Monday, 21 March 2016


Demarcation is a dividing line. While it is also a pun on the rider's name, it highlights the thin line between glory and infamy.
As soon as the Frenchman crossed the line ahead of a marauding gang of sprinters, I punched a fist into the air to celebrate. A new rider was winning a classic, let alone a Monument, which is always a good thing for the sport. It's exciting to see young talent finally coming through the ranks, and Demare is an inspiring young man. I first noticed him at London 2012 when, soon after finishing, he stood right next to me at the 300-metre mark to watch the rest of the riders come through and soak up the atmosphere with his girlfriend. I didn't know at first who he was, but I noticed the world champion stripes in his shoes (he was reigning under-23 World champion).

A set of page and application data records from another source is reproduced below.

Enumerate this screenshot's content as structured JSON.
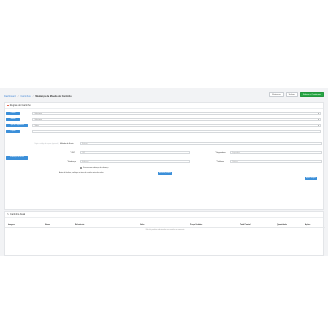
{
  "breadcrumb": {
    "items": [
      "Dashboard",
      "Carrinhos"
    ],
    "current": "Mudança de Moeda do Carrinho"
  },
  "toolbar": {
    "back_label": "Retornar",
    "save_label": "Salvar",
    "save_continue_label": "Salvar e Continuar"
  },
  "panel": {
    "title": "Regras do Carrinho",
    "rows": [
      {
        "label": "Cliente",
        "value": "Selecionar",
        "kind": "select"
      },
      {
        "label": "Moeda",
        "value": "Selecionar",
        "kind": "select"
      },
      {
        "label": "Tipo de Pagamento",
        "value": "Todos",
        "kind": "select"
      },
      {
        "label": "Cupom",
        "placeholder": "Digite o código do cupom (opcional)",
        "kind": "input"
      }
    ],
    "shipping": {
      "method_label": "Método de Envio",
      "method_value": "Nenhum",
      "side_button": "Endereço de Envio",
      "left_fields": [
        {
          "label": "* CEP",
          "placeholder": "CEP"
        },
        {
          "label": "* Endereço",
          "placeholder": "Endereço"
        }
      ],
      "right_fields": [
        {
          "label": "* Seguradora",
          "placeholder": "Seguradora"
        },
        {
          "label": "* Telefone",
          "placeholder": "Telefone"
        }
      ],
      "checkbox_label": "Usar mesmo endereço de cobrança",
      "note_text": "Antes de finalizar, verifique os itens do carrinho antes de salvar",
      "note_button": "Adicionar produto",
      "apply_button": "Aplicar Regras"
    }
  },
  "panel2": {
    "title": "Carrinho Atual",
    "columns": [
      "Imagem",
      "Nome",
      "Referência",
      "Valor",
      "Preço Unitário",
      "Total Parcial",
      "Quantidade",
      "Ações"
    ],
    "empty_text": "Não há produtos adicionados ao carrinho no momento"
  },
  "colors": {
    "accent": "#3b8fd9",
    "success": "#28a745",
    "warning": "#f0a144",
    "danger": "#e0533d"
  }
}
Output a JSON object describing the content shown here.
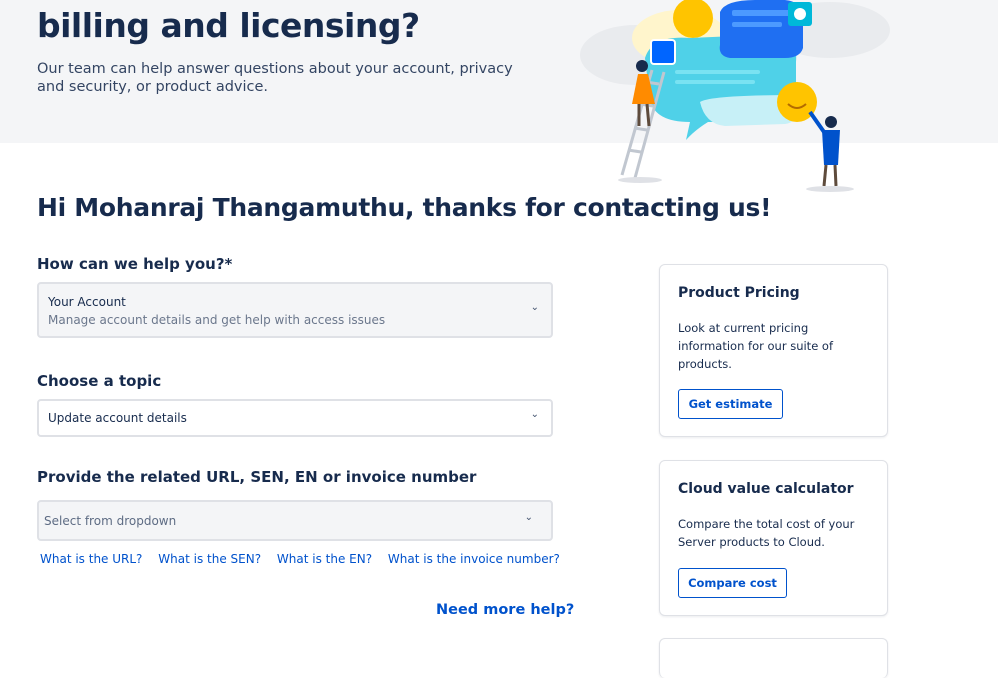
{
  "hero": {
    "title_line2": "billing and licensing?",
    "description": "Our team can help answer questions about your account, privacy and security, or product advice."
  },
  "greeting": "Hi Mohanraj Thangamuthu, thanks for contacting us!",
  "help_select": {
    "label": "How can we help you?*",
    "value": "Your Account",
    "sub": "Manage account details and get help with access issues"
  },
  "topic_select": {
    "label": "Choose a topic",
    "value": "Update account details"
  },
  "url_select": {
    "label": "Provide the related URL, SEN, EN or invoice number",
    "placeholder": "Select from dropdown"
  },
  "help_links": [
    "What is the URL?",
    "What is the SEN?",
    "What is the EN?",
    "What is the invoice number?"
  ],
  "need_more_help": "Need more help?",
  "cards": [
    {
      "title": "Product Pricing",
      "body": "Look at current pricing information for our suite of products.",
      "button": "Get estimate"
    },
    {
      "title": "Cloud value calculator",
      "body": "Compare the total cost of your Server products to Cloud.",
      "button": "Compare cost"
    }
  ],
  "colors": {
    "link": "#0052cc",
    "text": "#172b4d",
    "hero_bg": "#f4f5f7"
  },
  "icons": [
    "chevron-down-icon",
    "support-illustration"
  ]
}
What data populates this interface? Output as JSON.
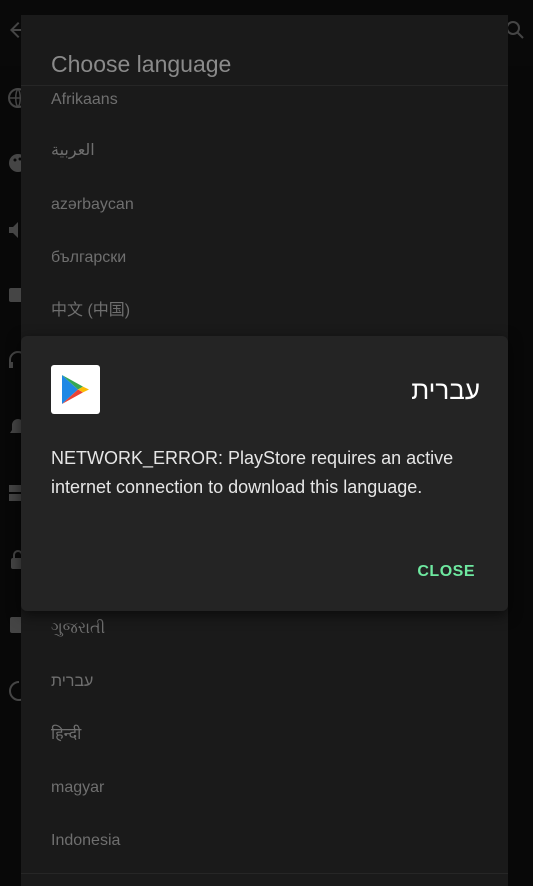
{
  "language_dialog": {
    "title": "Choose language",
    "languages": [
      "Afrikaans",
      "العربية",
      "azərbaycan",
      "български",
      "中文 (中国)",
      "ગુજરાતી",
      "עברית",
      "हिन्दी",
      "magyar",
      "Indonesia"
    ]
  },
  "alert": {
    "title": "עברית",
    "message": "NETWORK_ERROR: PlayStore requires an active internet connection to download this language.",
    "close_label": "CLOSE",
    "app_icon": "play-store-icon"
  },
  "colors": {
    "accent": "#6ee8a0",
    "dialog_bg": "#242424",
    "list_bg": "#1a1a1a"
  }
}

Since then, I've followed him, and I have appreciated his talent even though he has lacked consistency in the big races.
Finally, the big one: Milan-Sanremo, La Classicissima, the longest race (this time even longer thanks to an untimely rockfall and consequent deviation via a stretch of motorway). Through the galloping pack, perhaps helped by the confusion of Gaviria's last minute crash, Demare pipped Swift to the line to take one the most prestigious wins in a sprinter's career.
Soon after the win, a couple of riders (some pointed out, Italian), accused Demare of taking a tow or rather, hanging onto their team car after a crash. Allegedly, this helped him get over the Cipressa (the penultimate climb of the race) and regain contact with an attacking peloton. The accusing riders were Capecchi of Astana and Tosatto of Tinkoff (apparently Bouhanni did as well, but I'm not including a rider who is not reliable at best).
Here lies the dilemma. Who and what to believe. I don't want to think the riders had an agenda. Both are veterans of the peloton and broadly respected in the peloton. However, Astana and Tinkoff are somewhat weak on ethics themselves. Some people have suggested it's because there are no Italians in Demare's team that the accusations come from Italian riders in an Italian race.
I don't agree that nationality is still a big deal in the peloton. There's barely one Italian team left, and the rest are scattered in a myriad of foreign outfits. No Italian rider has won Sanremo since Pozzato in 2006, and there have not been any complaints about 'foreign' riders winning it since, so why now?
Matters were made worse by a screenshot of Demare's Strava file suggesting he'd ridden up the Cipressa faster than the charging peloton (highly unlikely) and the subsequent disappearance of said file, to then reappear later, seemingly changed.
I don't like controversies in cycling; they don't enhance the sport, and they are tiring to follow. But I also don't want a rider who sought help to win a race. Holding onto cars, taking a tow, it's almost part of the ritual, but that changes when said rider goes on to win the race. That won't do.
Nibali was disqualified at the Vuelta and Sepulveda at the Tour for holding onto a car or getting a lift, but they were both caught on camera or by the commissaires. In this instance, lacking visual evidence, there is a case for looking at the GPS files of the rider and see if anything is amiss. FDJ should be proactive in this and show that it's all just a conspiracy and all is well.

No comments:

Post a Comment